##### Data supplied #####

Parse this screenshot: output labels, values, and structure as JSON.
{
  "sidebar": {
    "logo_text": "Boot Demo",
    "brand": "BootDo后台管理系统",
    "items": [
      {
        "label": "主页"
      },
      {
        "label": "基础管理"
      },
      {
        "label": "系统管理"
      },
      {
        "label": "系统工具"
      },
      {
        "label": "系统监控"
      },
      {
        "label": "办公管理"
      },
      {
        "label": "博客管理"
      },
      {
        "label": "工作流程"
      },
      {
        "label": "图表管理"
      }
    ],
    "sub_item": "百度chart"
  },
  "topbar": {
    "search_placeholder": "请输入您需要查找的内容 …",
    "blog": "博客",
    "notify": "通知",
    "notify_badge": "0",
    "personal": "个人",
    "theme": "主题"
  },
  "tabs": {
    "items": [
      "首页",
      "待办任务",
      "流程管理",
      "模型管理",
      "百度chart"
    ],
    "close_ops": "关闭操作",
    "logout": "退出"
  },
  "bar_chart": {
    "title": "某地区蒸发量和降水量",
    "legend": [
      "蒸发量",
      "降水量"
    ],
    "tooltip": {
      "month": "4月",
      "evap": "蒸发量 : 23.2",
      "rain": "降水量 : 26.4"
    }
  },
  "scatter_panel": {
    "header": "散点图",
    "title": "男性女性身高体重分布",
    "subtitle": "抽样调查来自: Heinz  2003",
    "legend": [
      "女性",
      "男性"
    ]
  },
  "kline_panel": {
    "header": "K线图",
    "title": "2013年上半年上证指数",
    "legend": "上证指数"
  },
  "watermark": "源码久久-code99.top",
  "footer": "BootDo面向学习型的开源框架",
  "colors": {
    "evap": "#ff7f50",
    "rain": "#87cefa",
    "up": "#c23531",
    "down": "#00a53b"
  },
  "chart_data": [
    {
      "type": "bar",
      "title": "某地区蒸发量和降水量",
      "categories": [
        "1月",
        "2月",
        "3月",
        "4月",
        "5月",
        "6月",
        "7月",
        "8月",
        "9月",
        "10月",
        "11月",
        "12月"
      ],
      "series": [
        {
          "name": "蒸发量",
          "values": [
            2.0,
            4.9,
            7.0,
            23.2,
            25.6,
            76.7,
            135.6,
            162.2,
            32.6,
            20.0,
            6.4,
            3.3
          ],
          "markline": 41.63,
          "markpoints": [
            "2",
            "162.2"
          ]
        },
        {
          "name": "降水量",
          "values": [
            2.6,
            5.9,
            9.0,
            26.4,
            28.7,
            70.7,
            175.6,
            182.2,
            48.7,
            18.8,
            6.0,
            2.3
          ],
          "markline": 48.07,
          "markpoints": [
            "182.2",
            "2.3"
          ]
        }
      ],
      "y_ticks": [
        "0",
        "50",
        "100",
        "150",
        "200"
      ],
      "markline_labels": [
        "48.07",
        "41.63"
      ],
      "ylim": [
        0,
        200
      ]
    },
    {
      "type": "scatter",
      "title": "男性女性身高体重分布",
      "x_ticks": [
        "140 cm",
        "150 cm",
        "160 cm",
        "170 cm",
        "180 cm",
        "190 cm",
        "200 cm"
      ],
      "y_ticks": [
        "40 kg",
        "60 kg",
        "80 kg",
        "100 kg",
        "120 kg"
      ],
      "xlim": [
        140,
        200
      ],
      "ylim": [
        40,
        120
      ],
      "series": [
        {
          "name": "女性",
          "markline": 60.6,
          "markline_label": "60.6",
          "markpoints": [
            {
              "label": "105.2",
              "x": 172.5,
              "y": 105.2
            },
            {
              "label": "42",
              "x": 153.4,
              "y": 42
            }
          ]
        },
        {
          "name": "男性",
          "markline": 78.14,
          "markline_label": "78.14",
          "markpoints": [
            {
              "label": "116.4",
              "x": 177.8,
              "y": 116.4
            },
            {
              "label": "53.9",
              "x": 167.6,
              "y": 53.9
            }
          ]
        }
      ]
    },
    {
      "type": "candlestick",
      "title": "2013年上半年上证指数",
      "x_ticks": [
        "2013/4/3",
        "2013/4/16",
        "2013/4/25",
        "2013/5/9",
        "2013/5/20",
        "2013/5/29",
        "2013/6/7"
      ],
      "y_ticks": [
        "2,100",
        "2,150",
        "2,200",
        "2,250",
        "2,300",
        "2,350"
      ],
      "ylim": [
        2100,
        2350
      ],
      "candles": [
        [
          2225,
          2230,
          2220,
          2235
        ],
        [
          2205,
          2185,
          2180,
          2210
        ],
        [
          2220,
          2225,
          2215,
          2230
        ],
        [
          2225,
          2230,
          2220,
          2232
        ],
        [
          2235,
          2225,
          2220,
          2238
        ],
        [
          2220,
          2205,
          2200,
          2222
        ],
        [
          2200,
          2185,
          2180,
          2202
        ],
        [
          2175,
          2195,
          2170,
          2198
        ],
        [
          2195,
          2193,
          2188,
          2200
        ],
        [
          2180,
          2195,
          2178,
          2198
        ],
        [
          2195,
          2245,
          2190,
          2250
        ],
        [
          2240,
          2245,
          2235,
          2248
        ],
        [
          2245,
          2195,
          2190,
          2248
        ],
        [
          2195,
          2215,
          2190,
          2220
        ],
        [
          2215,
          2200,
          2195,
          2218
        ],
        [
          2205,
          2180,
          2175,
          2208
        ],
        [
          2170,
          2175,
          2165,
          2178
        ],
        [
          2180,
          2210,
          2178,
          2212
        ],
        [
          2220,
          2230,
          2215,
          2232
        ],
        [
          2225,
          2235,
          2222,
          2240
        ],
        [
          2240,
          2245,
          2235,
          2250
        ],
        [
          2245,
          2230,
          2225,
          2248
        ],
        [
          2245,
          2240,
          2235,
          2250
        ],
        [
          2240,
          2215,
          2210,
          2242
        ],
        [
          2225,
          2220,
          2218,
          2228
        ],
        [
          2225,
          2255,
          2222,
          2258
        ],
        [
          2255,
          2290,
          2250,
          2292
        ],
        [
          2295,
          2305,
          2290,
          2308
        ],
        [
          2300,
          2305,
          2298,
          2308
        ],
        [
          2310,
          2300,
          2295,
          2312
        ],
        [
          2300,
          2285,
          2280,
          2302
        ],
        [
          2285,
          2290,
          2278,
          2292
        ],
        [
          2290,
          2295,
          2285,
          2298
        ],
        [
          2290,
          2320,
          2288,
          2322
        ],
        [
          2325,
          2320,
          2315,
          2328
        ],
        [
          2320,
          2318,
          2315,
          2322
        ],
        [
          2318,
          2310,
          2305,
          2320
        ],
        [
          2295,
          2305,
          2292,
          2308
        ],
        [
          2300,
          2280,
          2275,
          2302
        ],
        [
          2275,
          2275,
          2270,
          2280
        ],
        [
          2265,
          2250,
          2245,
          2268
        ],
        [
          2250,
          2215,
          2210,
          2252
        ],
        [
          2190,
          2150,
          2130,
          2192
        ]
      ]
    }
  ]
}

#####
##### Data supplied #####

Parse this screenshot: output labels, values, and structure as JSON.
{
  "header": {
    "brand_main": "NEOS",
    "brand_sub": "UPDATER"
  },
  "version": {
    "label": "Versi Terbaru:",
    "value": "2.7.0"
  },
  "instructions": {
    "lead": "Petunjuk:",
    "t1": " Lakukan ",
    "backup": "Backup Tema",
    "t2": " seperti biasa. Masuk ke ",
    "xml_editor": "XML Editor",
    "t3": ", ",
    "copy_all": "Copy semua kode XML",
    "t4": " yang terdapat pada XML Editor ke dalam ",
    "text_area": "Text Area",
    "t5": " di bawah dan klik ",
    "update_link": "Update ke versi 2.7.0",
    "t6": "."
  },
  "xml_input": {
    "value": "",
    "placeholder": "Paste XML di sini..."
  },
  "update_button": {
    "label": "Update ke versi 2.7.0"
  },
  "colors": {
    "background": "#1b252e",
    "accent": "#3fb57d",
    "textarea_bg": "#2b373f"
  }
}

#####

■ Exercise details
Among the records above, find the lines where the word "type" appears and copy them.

■ Your solution
      "type": "bar",
      "type": "scatter",
      "type": "candlestick",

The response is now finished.